CCIJ Member Winston Mwale Wins Southern Africa Media Award in Social Accountability Reporting
CCIJ Member Winston Mwale recently received national recognition for his article, “It Never Rains But Pours for Mkanda Community: How a Delivery Note Ended Up Putting Lives of Pregnant Women on the Line.”
Originally published in February of 2021 in The AfricaBrief, the story examines how the mismanagement of maternity ward resources at the Mkanda Health Centre in Mchinji has jeopardized the health and safety of pregnant women and infants. The facility, which aids over 200 women in delivery each month, is missing about 200 items, including beds, mattresses and medical equipment.
At the virtual Highway Africa event on June 22, Mwale’s story came in second for the 2021 Southern Africa Media Award in Social Accountability Reporting and was awarded $200 USD. Winston’s media start-up, the AfricaBrief, also got the 2021 Southern Africa Media Grant for Social Accountability Reporting.
His proposed story will investigate how COVID-19 restrictions put in place by the Malawi government to manage the spread of the pandemic have negatively affected people’s decisions on whether to go to health facilities, raising fears of long-term effects on the health of patients’ who are not able to access facilities. The story, which will use data journalism, will highlight trends regarding visits to health facilities in Malawi during the Covid-19 period.
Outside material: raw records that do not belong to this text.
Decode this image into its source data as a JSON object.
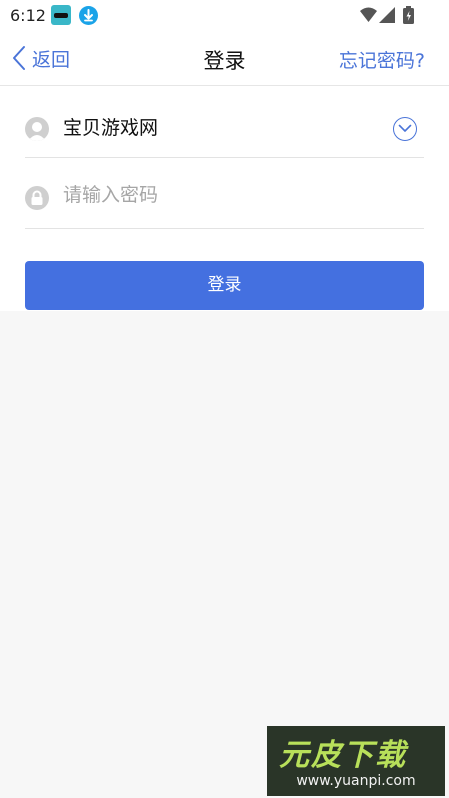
{
  "status_bar": {
    "time": "6:12"
  },
  "nav": {
    "back_label": "返回",
    "title": "登录",
    "forgot_label": "忘记密码?"
  },
  "form": {
    "username_value": "宝贝游戏网",
    "password_placeholder": "请输入密码",
    "login_label": "登录"
  },
  "watermark": {
    "title": "元皮下载",
    "url": "www.yuanpi.com"
  },
  "colors": {
    "accent": "#4a74d8",
    "login_button": "#4470e0",
    "page_background": "#f7f7f7"
  }
}
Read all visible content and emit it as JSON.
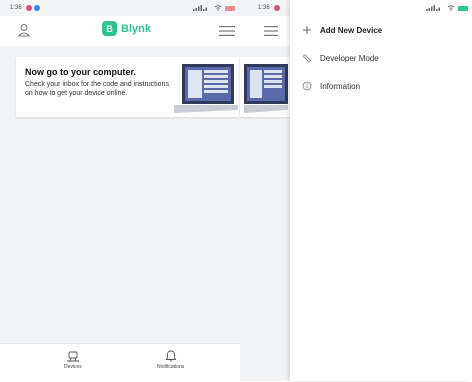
{
  "left_status": {
    "time": "1:36"
  },
  "right_status": {
    "time": "1:36"
  },
  "app": {
    "logo_letter": "B",
    "logo_text": "Blynk",
    "accent": "#2fc48d"
  },
  "card": {
    "title": "Now go to your computer.",
    "body": "Check your inbox for the code and instructions on how to get your device online."
  },
  "bottom_nav": {
    "tab_devices": "Devices",
    "tab_notifications": "Notifications"
  },
  "drawer": {
    "items": [
      {
        "icon": "plus-icon",
        "label": "Add New Device"
      },
      {
        "icon": "wrench-icon",
        "label": "Developer Mode"
      },
      {
        "icon": "info-icon",
        "label": "Information"
      }
    ]
  },
  "colors": {
    "background": "#f3f4f6",
    "battery": "#f08b93"
  }
}
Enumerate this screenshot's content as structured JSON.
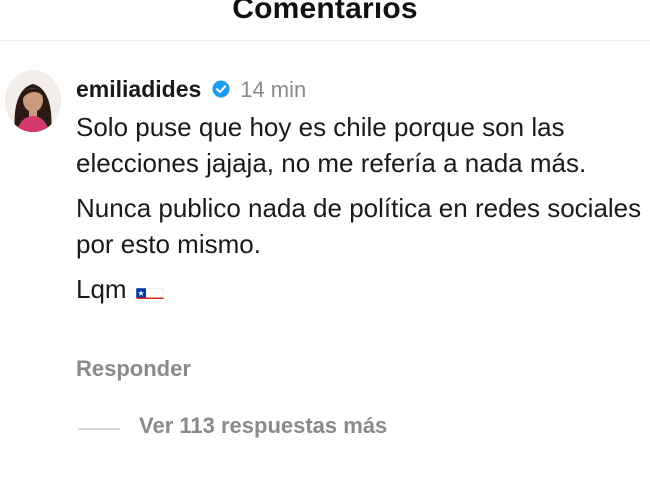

The CCIJ’s Midyear Report Fundraising Event
Thank you to everyone who came to our first ever “Midyear Report” fundraising event on Sunday, June 27! Designed to raise money for our community, the event highlighted many exciting developments in our community, including Sonja Smith’s recent awards for her work on water access in Namibia, our launching of the first-ever metaverse space for journalism in Africa, and our recent story with SJV Water about the sinking of Corcoran, a city in California’s Central Valley, that appeared in The New York Times.
Photography Training with Nengi Nelson and Bénédicte Kurzen
On Thursday, June 24, the CCIJ’s ongoing training series had another exciting installment – a photography workshop featuring Nengi Nelson and Bénédicte Kurzen. Both Nelson and Kurzen work as documentary photographers in Nigeria. In a conversation lead by CCIJ’s Jon Lowenstein, the two discussed the importance of covering one’s local backyard and the strategies they employed to respectfully gain access to apprehensive communities. “I think for me, the one takeaway from this project would be that working in your own backyard doesn’t mean you have a complete understanding,” said Nelson. “You have to do the work to understand your backyard, respect your backyard and create work that honors your backyard.”